### Excerpts from an interface dataset
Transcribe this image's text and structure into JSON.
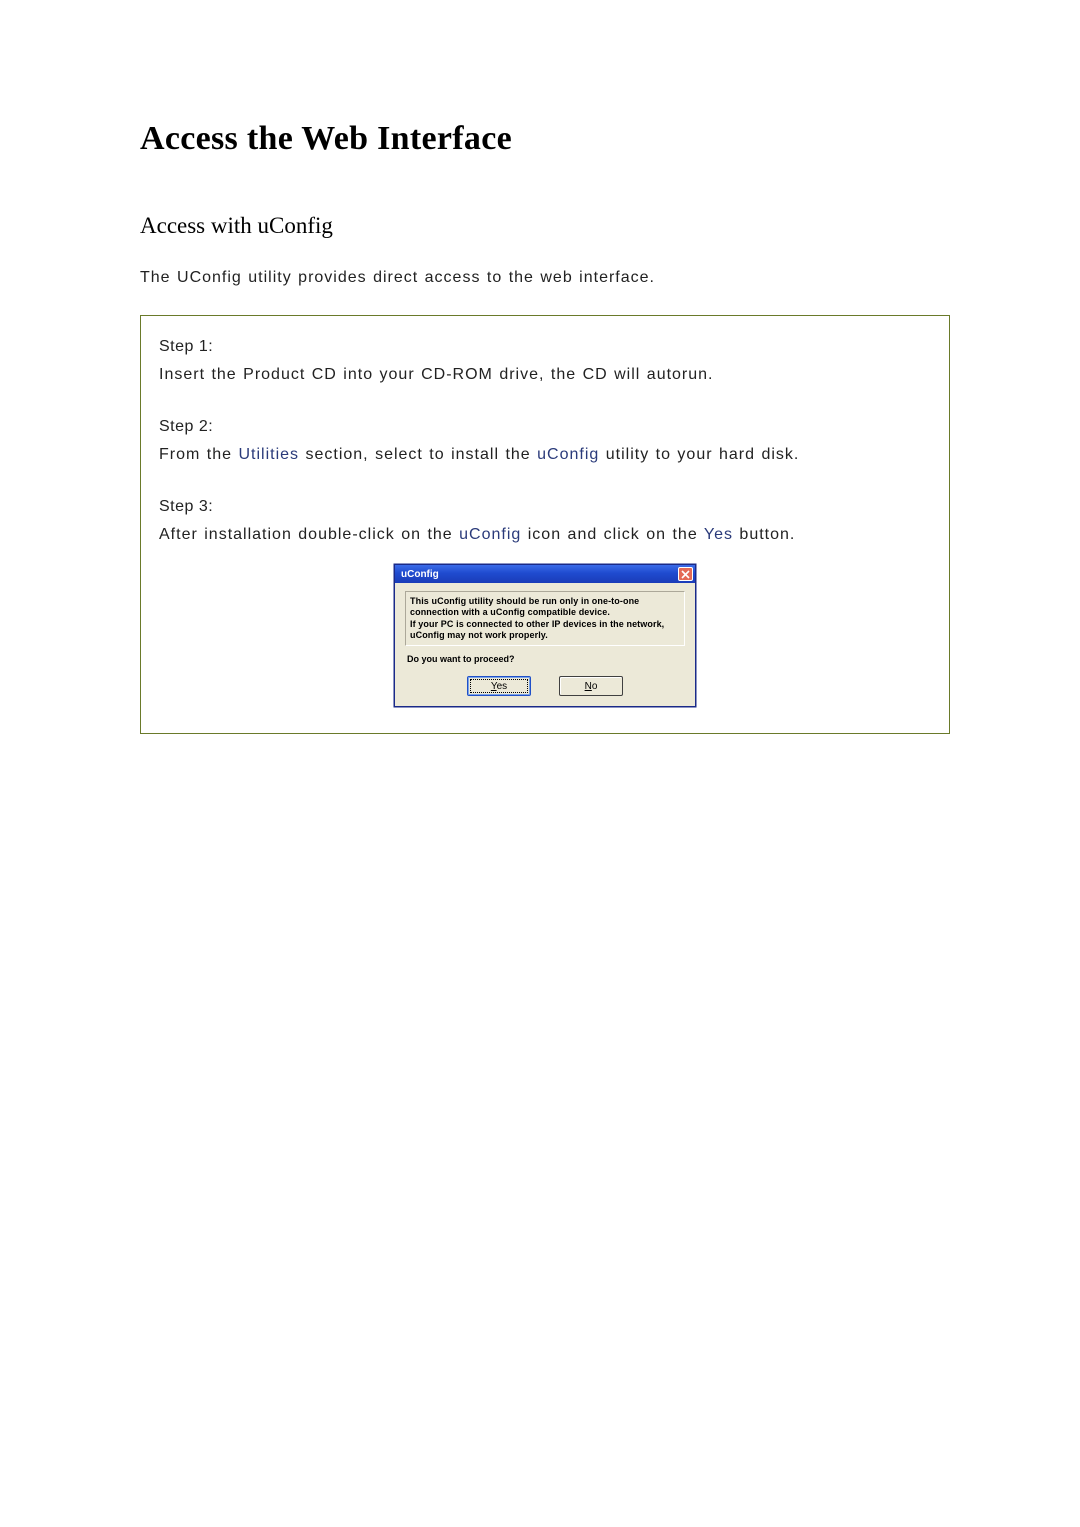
{
  "title": "Access the Web Interface",
  "subtitle": "Access with uConfig",
  "intro": "The UConfig utility provides direct access to the web interface.",
  "steps": {
    "s1": {
      "label": "Step 1:",
      "body": "Insert the Product CD into your CD-ROM drive, the CD will autorun."
    },
    "s2": {
      "label": "Step 2:",
      "pre": "From the ",
      "kw1": "Utilities",
      "mid": " section, select to install the ",
      "kw2": "uConfig",
      "post": " utility to your hard disk."
    },
    "s3": {
      "label": "Step 3:",
      "pre": "After installation double-click on the ",
      "kw1": "uConfig",
      "mid": " icon and click on the ",
      "kw2": "Yes",
      "post": " button."
    }
  },
  "dialog": {
    "title": "uConfig",
    "msg_l1": "This uConfig utility should be run only in one-to-one",
    "msg_l2": "connection with a uConfig compatible device.",
    "msg_l3": "If your PC is connected to other IP devices in the network,",
    "msg_l4": "uConfig may not work properly.",
    "question": "Do you want to proceed?",
    "yes_m": "Y",
    "yes_r": "es",
    "no_m": "N",
    "no_r": "o"
  }
}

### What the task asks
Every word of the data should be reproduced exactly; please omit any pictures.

### Response to the exercise
Transcribe this image's text and structure into JSON.
{
  "title": "Access the Web Interface",
  "subtitle": "Access with uConfig",
  "intro": "The UConfig utility provides direct access to the web interface.",
  "steps": {
    "s1": {
      "label": "Step 1:",
      "body": "Insert the Product CD into your CD-ROM drive, the CD will autorun."
    },
    "s2": {
      "label": "Step 2:",
      "pre": "From the ",
      "kw1": "Utilities",
      "mid": " section, select to install the ",
      "kw2": "uConfig",
      "post": " utility to your hard disk."
    },
    "s3": {
      "label": "Step 3:",
      "pre": "After installation double-click on the ",
      "kw1": "uConfig",
      "mid": " icon and click on the ",
      "kw2": "Yes",
      "post": " button."
    }
  },
  "dialog": {
    "title": "uConfig",
    "msg_l1": "This uConfig utility should be run only in one-to-one",
    "msg_l2": "connection with a uConfig compatible device.",
    "msg_l3": "If your PC is connected to other IP devices in the network,",
    "msg_l4": "uConfig may not work properly.",
    "question": "Do you want to proceed?",
    "yes_m": "Y",
    "yes_r": "es",
    "no_m": "N",
    "no_r": "o"
  }
}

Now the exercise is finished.